The dimple on the stem side of the Apple is drawn with the arc of a circle, while today it has a sharp kink in it. The proportions of the logo have changed subtly as well. If this file history on Wikipedia is to be believed, Apple still makes tiny changes to the shape of its logo.
Another fascinating aspect of the logo’s evolution is the logo lockup. The six color logo lasted mostly unchanged all the way until 1998, the year after Steve’s return to Apple by way of the NeXT acquisition. However, the wordmark it was paired has changed drastically. This poster shows some variations.
I quite like the futuristic typeface in the 1978 logo, but I want to know why Apple’s designers decided to jam the A into the bite of the Apple. Also, how come 1983’s Helvetica wordmark only lasted one year? It actually looks pretty good.
If you have driven around Cupertino or Sunnyvale, you will recognize the signs in front of Apple’s offices like this one in front of Apple’s Infinite Loop campus.
Compare that sign with Apple’s signs in 1987.
The basic structure of these signs, the square section for the logo and rectangular section for text, has stayed the same almost continuously all the way up to last year and the opening of Apple Park. Of course, the typefaces have changed, the treatment of the logo has changed and even the color of the sign has changed over time from a warm grey to a cooler near white.
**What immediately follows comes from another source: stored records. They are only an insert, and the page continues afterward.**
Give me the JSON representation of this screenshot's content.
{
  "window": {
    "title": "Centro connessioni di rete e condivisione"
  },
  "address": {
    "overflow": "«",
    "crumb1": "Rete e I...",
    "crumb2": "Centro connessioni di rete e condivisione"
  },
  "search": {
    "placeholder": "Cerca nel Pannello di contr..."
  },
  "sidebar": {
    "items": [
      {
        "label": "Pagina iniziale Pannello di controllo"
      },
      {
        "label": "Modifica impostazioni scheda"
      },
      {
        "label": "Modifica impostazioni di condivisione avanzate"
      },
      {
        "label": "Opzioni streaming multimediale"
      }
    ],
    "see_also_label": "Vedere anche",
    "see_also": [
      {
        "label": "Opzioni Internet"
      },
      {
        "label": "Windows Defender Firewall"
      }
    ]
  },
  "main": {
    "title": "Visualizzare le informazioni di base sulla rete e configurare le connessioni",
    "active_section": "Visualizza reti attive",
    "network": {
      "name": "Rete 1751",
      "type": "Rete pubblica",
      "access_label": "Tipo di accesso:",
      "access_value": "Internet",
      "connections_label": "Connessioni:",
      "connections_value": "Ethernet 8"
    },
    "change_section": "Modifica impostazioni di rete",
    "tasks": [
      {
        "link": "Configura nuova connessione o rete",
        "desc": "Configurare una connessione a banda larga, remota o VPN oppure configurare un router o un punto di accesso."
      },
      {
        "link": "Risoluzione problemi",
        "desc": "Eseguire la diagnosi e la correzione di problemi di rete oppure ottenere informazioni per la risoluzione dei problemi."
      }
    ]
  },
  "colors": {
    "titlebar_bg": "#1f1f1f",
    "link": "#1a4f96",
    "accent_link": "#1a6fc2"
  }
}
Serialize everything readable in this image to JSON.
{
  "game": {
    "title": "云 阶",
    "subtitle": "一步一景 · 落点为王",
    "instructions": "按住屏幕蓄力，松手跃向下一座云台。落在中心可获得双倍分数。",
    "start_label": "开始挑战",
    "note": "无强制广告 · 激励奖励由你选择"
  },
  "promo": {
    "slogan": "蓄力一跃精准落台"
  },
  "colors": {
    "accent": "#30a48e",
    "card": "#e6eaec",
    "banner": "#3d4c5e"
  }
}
There were some years that the entrance to Infinite Loop had a wacky sign out front. While that main sign is gone, the colorful signs in front of the individual buildings remain.
Industrial designers and architects use the same techniques when designing cars, buildings and consumer electronics. However, while cars and buildings are purchased and experienced on their own, there is something that sets smaller objects apart — packaging.
Product packaging serves multiple purposes. It must protect an object while it gets shipped from place to place. It must also communicate its contents and serve as another surface for the brand.
For decades, Apple has given packaging the same careful consideration that it gives to the products within. Take a look at this pile of packages from 1987.
More recent boxes obviously trace back to the same lineage.
Here are some more images, presented without commentary.
It’s remarkable just how much Apple has continuously iterated on and refined its identity over the years. The DNA of Apple in 1987 very obviously still exists today in its logo, corporate signage and product packaging. This is in stark contrast to companies like Microsoft, whose redesigns have suddenly and completely broken any relation to its past identity.
While I’m glad to to see that Apple has improved its graphic design over the years — it certainly wouldn’t release a poster like this today — I’m sad it has largely abandoned print materials. It’s undeniable that digital versions are cheaper to make, easier to distribute and quicker to refine or rework. Hence, they are in most ways strict improvements over print versions of old. However, what they lack is tactility. There is nothing like thumbing through a book or seeing a logo alongside real world objects. I’m happy to own this tangible piece of technology history.
Thanks to Jack Wang for reading drafts of this.